* Highly underpenetrated MFI sector: MFI is a highly underpenetrated sector and if the sector is regulated properly, it can have above average rate of growth. In my opinion, because of high underpenetration, most of the companies will have high rates of growth. The sector has high NIMs and decent ROAs (comparable to even few of the HFCs). There are very few listed companies in the sector and those listed can have high scarcity premium.
* High NIMs and healthy growth in NIIs
* Adequate capitalisation
* On account of social pressure delinquencies are low
* High Competition and regulatory issues:MFI is a highly competitive sector and Arman is among the lowest quartile in terms of size. It becomes very important for the company to grow conservatively and learn from the lessons of Andhra Pradesh (unprecedented growth, charging high interest rates, ghost loans, employees siphoning off money etc). However, post the regulations by RBI (Malegaon committee report) and regular circulars (available on RBI website), the regulatory issues seems to have been sorted out.
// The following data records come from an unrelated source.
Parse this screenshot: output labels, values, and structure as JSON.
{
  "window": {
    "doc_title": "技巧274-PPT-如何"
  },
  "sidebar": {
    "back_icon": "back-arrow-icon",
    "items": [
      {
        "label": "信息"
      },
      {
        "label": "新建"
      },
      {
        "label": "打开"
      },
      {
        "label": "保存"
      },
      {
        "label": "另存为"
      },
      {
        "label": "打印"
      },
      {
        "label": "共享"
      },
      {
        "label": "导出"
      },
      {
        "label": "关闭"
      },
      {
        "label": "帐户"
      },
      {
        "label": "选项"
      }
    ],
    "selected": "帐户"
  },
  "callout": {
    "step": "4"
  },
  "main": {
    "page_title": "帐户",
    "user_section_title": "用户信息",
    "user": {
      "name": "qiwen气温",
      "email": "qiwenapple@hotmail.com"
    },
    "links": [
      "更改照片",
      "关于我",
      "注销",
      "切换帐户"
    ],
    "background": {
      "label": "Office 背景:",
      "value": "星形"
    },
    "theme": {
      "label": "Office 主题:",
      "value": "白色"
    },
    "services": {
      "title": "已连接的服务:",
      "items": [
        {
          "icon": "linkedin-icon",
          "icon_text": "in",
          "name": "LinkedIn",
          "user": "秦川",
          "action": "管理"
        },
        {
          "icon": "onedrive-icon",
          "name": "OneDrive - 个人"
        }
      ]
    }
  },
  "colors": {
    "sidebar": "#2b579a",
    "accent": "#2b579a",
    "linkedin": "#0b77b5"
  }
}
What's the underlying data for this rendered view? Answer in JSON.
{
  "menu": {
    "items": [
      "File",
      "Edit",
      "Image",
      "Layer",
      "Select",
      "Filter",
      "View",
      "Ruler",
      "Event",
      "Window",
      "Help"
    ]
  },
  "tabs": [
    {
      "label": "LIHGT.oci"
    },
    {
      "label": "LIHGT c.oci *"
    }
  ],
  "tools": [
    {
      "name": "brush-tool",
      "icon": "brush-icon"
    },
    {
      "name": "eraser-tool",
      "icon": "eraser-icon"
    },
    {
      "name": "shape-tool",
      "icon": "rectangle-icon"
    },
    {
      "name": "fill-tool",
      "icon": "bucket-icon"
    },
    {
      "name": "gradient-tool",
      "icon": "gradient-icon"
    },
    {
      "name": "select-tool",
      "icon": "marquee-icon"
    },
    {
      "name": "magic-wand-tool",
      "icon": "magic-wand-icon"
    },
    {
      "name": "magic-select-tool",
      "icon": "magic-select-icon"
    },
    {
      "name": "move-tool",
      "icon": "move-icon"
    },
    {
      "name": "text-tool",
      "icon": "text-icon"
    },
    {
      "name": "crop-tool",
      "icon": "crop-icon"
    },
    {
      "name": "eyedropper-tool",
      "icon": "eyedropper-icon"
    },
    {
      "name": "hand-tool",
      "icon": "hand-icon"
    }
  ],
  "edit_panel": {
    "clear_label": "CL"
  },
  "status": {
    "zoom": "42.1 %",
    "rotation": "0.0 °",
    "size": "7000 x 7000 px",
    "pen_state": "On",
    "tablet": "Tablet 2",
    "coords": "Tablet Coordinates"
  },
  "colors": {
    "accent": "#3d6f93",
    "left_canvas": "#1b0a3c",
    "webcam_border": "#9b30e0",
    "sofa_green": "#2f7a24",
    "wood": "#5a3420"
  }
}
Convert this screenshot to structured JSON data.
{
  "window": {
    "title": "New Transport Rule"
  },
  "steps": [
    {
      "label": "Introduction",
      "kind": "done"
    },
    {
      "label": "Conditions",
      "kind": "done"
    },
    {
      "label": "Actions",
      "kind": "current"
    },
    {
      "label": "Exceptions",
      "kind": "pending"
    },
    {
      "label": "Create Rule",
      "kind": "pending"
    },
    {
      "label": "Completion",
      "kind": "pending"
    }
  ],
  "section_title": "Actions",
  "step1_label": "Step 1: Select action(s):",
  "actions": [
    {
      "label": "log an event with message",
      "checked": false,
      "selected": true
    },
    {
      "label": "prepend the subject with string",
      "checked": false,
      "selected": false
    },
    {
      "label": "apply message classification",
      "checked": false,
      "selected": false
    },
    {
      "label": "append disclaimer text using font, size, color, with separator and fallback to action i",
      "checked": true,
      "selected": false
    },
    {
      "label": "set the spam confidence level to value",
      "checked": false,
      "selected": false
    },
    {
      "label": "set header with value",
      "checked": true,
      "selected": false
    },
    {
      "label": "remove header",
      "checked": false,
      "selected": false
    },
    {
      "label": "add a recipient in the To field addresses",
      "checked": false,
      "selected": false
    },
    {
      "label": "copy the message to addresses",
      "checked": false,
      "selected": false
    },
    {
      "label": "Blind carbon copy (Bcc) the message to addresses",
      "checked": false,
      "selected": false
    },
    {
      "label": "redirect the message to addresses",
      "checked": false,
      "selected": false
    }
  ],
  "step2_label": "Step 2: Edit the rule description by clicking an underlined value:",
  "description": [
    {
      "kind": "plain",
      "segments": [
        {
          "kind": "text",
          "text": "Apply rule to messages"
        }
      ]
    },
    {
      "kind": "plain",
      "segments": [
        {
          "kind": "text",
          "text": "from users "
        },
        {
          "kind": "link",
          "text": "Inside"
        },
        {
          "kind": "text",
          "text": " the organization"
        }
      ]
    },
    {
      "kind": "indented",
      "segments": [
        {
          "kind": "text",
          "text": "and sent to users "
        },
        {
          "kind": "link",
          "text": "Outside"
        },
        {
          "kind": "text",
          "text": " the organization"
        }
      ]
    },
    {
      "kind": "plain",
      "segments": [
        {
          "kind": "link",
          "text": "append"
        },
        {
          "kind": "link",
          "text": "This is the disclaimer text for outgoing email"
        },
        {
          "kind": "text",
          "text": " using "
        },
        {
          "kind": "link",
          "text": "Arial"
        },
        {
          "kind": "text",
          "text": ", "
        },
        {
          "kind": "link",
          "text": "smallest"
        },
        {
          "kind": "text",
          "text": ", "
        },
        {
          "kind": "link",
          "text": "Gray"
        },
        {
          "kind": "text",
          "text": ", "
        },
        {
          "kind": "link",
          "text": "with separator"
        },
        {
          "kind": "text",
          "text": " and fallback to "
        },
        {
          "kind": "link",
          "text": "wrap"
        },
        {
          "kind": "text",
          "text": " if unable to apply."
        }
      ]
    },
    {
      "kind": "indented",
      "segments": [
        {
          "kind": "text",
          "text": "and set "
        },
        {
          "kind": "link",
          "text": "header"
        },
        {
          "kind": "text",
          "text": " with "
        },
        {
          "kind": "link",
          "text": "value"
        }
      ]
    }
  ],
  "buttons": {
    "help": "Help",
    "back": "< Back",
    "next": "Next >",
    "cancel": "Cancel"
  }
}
* Presence only in Gujarat: The company has presence only in Gujarat any political issue in the region can adversely affect the company. Although, the company is trying to enter Madhya Pradesh, it will take time for them to establish.
*Low promoter holding: The promoters have low holding in the company (29.95%). Further, fund raising can happen at Namra level since its 100% subsidiary of Arman. Its a highly illiquid stock and valuations dont seem cheap as they were earlier.
(Disc: I am positively biased towards the stock and hold it from much lower levels)